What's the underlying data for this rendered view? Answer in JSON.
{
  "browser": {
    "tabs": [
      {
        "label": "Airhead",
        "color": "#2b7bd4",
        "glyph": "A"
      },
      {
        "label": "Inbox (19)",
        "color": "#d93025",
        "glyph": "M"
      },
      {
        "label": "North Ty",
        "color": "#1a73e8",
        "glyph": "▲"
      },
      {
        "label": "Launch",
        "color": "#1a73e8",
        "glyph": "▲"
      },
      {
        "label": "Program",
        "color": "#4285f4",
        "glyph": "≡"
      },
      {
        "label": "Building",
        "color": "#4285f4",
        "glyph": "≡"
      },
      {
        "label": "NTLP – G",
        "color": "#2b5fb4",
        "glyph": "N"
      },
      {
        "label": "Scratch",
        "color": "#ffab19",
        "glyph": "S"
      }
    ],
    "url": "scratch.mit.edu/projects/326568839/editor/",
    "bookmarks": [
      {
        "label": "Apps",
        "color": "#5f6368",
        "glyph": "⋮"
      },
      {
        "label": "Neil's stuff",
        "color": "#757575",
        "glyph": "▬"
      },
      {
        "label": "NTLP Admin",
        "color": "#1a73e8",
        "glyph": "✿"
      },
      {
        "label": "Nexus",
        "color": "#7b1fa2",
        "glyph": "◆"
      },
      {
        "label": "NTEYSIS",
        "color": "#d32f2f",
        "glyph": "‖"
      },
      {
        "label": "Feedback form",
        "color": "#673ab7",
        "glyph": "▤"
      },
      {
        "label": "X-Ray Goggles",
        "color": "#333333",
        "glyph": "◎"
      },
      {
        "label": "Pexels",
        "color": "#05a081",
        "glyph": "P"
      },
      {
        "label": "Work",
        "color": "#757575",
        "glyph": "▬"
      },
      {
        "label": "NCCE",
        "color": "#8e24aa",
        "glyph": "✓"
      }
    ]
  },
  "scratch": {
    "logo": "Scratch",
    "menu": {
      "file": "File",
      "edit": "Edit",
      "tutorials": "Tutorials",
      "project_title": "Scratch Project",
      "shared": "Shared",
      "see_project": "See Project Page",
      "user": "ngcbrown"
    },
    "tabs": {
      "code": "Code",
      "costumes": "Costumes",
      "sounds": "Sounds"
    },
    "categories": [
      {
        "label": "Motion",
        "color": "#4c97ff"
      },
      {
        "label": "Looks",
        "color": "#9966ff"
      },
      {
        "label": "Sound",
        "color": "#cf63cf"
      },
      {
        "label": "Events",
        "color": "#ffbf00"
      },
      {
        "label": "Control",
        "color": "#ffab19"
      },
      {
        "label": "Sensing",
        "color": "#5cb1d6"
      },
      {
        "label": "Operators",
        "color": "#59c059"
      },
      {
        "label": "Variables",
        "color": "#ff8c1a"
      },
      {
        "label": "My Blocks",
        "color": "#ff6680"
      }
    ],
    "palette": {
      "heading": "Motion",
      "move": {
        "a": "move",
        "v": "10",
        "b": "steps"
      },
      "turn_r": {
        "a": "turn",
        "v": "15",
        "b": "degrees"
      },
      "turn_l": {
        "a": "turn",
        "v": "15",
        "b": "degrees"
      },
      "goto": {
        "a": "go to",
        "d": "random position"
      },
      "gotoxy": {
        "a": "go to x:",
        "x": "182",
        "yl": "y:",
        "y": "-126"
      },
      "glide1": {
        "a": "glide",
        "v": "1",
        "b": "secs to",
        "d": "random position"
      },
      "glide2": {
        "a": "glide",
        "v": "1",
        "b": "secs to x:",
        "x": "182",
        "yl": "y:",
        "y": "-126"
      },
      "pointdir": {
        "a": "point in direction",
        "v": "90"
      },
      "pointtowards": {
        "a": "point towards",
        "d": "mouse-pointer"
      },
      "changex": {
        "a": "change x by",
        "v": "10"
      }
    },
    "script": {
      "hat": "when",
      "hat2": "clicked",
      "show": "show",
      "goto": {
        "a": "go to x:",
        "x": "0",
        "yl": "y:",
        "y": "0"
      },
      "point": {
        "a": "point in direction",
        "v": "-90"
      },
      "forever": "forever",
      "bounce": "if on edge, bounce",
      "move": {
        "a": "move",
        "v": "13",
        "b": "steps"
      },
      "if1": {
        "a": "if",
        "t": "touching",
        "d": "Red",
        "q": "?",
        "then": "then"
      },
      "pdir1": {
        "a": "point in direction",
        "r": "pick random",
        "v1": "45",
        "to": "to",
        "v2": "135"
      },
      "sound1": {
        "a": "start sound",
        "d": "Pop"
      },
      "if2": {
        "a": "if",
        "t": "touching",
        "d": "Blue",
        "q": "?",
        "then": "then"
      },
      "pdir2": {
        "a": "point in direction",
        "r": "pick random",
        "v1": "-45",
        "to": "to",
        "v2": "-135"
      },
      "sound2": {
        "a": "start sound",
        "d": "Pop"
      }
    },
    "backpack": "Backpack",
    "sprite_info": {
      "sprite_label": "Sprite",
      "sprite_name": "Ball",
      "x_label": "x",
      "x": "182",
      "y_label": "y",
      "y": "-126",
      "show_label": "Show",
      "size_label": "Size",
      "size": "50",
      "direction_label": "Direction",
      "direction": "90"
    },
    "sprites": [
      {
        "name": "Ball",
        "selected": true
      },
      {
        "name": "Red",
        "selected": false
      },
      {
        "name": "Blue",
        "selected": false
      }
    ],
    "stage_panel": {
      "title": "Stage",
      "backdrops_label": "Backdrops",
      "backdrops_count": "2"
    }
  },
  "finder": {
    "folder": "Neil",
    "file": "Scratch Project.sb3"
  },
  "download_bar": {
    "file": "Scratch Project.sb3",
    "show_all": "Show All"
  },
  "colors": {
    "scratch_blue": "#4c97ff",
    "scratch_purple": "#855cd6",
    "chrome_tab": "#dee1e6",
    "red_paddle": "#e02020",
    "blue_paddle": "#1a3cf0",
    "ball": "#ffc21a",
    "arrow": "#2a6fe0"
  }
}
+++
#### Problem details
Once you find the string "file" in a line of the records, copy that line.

#### Written response
      "file": "File",
    "file": "Scratch Project.sb3"
    "file": "Scratch Project.sb3",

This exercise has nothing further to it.